Researchers at the University of Birmingham have discovered new flaws in Volkswagen‘s keyless entry system. One vulnerability would allow hackers to remotely unlock all cars produced by the company in the past twenty years, while another affects Volkswagen’s sub-brands. The research group, led by computer scientist Flavio Garcia, previously uncovered a vulnerability that would allow a hacker to remotely start and drive the car without the use of a key. This is not the first time that keyless entry systems have been found to be vulnerable, but it is one of the largest flaws revealed so far. For more information, and for access to the paper published by the researchers, read the full article.
3. Bungling Microsoft singlehandedly proves that golden backdoor keys are a terrible idea by Chris Williams

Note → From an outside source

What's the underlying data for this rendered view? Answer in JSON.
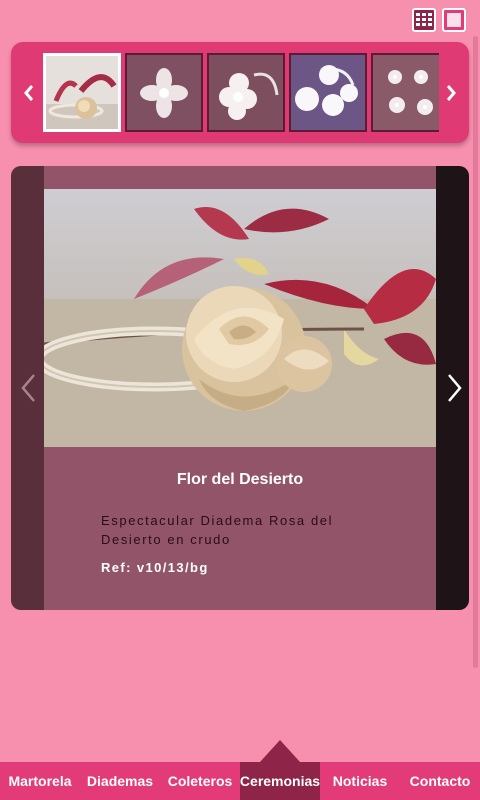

Microsoft has unwittingly created a leak that affects everyone who cannot disable Secure Boot on Windows computers. The company released special keys that allow for the installation of non-Redmond operating system. Microsoft has released a patch with additional policies in an attempt to prevent people from unlocking their devices, but experts believe that it will be impossible to completely recall the policy because it has already leaked onto the internet. For more information on Secure Boot and Microsoft’s keys, read the complete article.
According to the Australian Bureau of Statistics, The Australian census website was shut down by a chain of attacks from overseas hackers. Prime Minister Malcolm Turnbull assured the citizens that their personal information was not compromised. What people saw while on the website was a denial of service attempt. This year, an estimated 1/3 of the Australian population was predicted to complete the census online. Many of these citizens were frustrated that they were told to complete the census this past Tuesday, and were unable to do so. The investigation is still ongoing. For more information on this hack, read the full article on BBC.
An error in the Transmission Control Protocol that has been used by Linux since 2012 poses a serious threat to internet users, no matter if they use Linux or not. This weakness allows attackers to takeover users’ internet communications remotely. This access could then be used to launch targeted attacks to terminate communication, track users’ online activity, and lower the privacy guarantee. Linux uses Transmission Control Protocol to transfer data from one place to another. The problem is that there are now “side channels” that allow hackers to interfere with internet users’ communication. For more information about this opportunity for hacks, read the full article on CSO.